Verbal communication varies so much with people who have different accents, dialects and ways of talking, so we need to look at how our communication will affect the person we care for. We need to think about not only what we say but also how we say it, to ensure the person understands us without them feeling left out or confused. If you are communicating with someone with communication or hearing impairments, this becomes even more important.

When talking to someone, make sure that they know you are talking to them, take time, do not rush them for an answer, speak clearly and loud enough but do not shout, be patient, never behave in a way that could seem aggressive or become annoyed at them and finally use non- verbal communication as well and make sure you smile.

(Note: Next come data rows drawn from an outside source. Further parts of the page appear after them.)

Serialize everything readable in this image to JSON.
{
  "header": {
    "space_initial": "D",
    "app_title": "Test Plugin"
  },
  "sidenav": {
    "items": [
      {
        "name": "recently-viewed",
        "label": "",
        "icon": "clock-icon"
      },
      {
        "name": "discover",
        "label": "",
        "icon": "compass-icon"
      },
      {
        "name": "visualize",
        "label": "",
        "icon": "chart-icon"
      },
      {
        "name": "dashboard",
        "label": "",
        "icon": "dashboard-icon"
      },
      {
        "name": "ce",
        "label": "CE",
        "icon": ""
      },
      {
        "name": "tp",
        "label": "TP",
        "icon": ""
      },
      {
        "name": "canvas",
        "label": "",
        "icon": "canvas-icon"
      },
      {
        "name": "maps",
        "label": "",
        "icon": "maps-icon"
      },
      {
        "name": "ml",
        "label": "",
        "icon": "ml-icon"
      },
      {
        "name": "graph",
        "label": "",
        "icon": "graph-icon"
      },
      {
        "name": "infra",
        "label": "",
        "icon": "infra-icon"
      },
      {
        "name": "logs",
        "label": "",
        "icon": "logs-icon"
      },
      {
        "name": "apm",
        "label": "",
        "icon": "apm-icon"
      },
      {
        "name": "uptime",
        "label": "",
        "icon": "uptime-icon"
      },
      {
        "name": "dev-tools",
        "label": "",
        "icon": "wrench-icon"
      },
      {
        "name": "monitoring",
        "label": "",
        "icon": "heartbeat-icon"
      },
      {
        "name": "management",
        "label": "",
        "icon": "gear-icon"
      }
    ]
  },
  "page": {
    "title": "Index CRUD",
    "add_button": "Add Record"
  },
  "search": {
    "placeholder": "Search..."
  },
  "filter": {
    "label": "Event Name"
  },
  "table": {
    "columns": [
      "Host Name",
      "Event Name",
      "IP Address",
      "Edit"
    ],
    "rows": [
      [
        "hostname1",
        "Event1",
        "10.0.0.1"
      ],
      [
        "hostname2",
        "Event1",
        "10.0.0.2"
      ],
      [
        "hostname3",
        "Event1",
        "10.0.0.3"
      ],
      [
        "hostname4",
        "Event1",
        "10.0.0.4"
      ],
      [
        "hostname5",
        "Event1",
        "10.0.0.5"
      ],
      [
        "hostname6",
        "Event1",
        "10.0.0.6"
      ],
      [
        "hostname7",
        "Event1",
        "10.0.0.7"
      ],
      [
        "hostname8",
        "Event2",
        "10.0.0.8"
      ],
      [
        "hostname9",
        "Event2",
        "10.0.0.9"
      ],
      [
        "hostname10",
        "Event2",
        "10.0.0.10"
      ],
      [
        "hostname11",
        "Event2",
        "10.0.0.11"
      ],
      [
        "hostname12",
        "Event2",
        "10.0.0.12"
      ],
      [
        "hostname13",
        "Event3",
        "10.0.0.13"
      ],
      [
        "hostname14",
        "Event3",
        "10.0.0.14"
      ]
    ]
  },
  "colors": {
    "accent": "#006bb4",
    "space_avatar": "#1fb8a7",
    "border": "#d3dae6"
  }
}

When we talk about communication we are not just talking about spoken language but also written communication. Written documents are very important in care and if is not written down and documented, it is not easy to prove what happened or what was done.

Good clear written communication is vital between workers so that mistakes in care do not happen and we must make sure there is a paper chain on what has happened and what care was given. Having good written records helps to ensure good person-centred care as the written records ensure everyone knows what the person wants and what care can be given. As a care worker, you need to make sure that what you write is clear and easy to read, dated and the time recorded, has your name and signed by you and finally, recorded in the right place and not just on a scrap of paper.

It is important that care workers have good written and verbal skills to ensure the care given is the best level and for the best wellbeing of the service user. Where the care workers have written or verbal skills cause a concern, extra training needs to be taken to ensure that we can communicate at all levels for the best wellbeing of the service user.